American warships in the region are also keeping an eye on the nuclear and missile threat from North Korea. And they sit ready to deploy to the Arabian Sea and the Persian Gulf if tensions — with, say, Iran — flare up.
But for the moment, the virus has proved far more damaging than any recent encounters with traditional adversaries and exposed a vulnerability of a force often referred to as the world’s policeman. For all the focus on the battles in Afghanistan, Iraq, Syria, Yemen and the power conflict with China and Russia, none has come close to crippling an American aircraft carrier in days.
The Pentagon said on Wednesday it would send 540 additional troops to the Southwest border to counter any potential flow of migrants who are infected with the coronavirus.
Lt. Gen. Laura Richardson of the military’s Northern Command told reporters on Wednesday that the deployment would be happening “very soon.”
President Trump continues to resist calls from hundreds of companies to drop tariffs he has placed on foreign goods, arguing that the levies do not impose costs on American companies, despite economic evidence to the contrary.
The Trump administration has been weighing an executive order that would defer tariff payments on some imports, though not cancel the levies outright. But Mr. Trump said Tuesday evening that he had yet to approve the measure, and it was not clear if the administration would ultimately proceed with it.
“That might be, but I’m going to have to approve the plan,” Mr. Trump said of lowering tariffs. He pushed back on news reports that he had made a decision, saying, “I approve everything and they haven’t presented it to me, so therefore it’s false reporting.”
People familiar with the deliberations say the administration has been weighing such a deferral, which would apply to the “most-favored nation” tariffs the United States has long imposed on goods from around the globe, rather than the levies Mr. Trump has imposed on Chinese products or foreign metals.
Mr. Trump has been reluctant to reduce any tariffs because he does not believe they hurt American businesses and are instead being paid for by China and other countries.
“China’s paying us,” he said. “We made a deal with China. Under the deal, they’re paying us 25 percent on $250 billion and they pay it.”
How to tweak your home to serve you better now
Your home is currently serving as a work space, living space and possibly a school and playground. It wasn’t designed for all these disparate tasks, but there are things you can do to make your home more comfortable for you and your family in these times.

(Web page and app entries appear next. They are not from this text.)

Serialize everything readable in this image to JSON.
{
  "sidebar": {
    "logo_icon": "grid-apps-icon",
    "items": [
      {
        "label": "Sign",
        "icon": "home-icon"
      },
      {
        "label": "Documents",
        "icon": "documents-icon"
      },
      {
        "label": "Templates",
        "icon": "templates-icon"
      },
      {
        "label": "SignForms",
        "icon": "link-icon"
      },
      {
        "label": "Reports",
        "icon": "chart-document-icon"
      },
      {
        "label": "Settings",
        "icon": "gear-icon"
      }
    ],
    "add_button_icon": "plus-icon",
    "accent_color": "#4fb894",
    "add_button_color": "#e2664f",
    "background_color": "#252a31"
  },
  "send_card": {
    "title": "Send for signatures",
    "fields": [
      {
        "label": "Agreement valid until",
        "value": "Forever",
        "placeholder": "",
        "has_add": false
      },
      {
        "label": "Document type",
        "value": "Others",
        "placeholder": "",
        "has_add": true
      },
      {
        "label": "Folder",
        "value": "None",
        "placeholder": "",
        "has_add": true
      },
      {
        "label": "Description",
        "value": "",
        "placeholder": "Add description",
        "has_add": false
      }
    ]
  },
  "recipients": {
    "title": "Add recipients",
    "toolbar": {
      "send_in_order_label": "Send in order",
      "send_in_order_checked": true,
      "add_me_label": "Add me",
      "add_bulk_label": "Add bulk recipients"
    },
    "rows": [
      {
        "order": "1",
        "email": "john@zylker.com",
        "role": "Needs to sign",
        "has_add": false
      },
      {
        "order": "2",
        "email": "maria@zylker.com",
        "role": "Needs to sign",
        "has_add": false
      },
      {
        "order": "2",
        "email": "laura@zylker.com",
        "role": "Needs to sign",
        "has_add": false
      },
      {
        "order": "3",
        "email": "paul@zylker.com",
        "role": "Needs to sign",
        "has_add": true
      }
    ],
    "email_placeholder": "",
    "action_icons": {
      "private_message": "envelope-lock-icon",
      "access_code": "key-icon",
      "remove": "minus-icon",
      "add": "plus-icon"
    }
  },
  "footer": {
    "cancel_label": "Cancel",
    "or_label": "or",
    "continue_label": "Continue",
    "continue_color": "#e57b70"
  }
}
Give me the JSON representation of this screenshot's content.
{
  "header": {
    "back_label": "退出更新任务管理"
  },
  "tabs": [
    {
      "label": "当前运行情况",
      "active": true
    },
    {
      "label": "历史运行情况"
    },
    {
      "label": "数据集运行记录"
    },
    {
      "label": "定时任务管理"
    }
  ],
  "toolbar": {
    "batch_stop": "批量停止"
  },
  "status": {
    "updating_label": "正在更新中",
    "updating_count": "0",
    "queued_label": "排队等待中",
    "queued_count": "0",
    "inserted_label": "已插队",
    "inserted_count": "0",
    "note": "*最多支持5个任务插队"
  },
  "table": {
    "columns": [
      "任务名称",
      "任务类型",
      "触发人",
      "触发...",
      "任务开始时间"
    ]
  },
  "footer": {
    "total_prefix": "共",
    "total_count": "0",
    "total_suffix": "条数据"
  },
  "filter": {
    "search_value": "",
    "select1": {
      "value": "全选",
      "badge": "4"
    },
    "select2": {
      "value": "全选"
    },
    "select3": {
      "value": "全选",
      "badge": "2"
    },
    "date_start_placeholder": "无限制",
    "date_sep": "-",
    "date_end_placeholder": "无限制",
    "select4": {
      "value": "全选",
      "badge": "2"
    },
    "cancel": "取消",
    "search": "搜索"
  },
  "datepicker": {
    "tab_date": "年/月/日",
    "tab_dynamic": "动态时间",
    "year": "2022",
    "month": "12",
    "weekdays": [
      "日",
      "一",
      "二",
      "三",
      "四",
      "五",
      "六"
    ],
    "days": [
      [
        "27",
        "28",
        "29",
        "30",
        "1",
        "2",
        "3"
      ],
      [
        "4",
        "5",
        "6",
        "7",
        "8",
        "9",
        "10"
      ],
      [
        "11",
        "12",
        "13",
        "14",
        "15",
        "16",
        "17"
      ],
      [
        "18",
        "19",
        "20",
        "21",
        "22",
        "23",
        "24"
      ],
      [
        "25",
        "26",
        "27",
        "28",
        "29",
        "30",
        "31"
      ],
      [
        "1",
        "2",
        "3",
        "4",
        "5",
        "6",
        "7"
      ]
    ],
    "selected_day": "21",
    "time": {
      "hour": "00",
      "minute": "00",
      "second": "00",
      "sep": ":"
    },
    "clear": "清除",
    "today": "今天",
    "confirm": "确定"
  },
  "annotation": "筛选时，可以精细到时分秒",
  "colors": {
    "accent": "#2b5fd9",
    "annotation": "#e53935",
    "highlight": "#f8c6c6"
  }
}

Reporting was contributed by Michael Wilson, Helene Cooper, Thomas Gibbons-Neff, Eric Schmitt, Jan Hoffman, Keith Collins, David Yaffe-Bellany, Andrew Das, Maya Salam and Ana Swenson.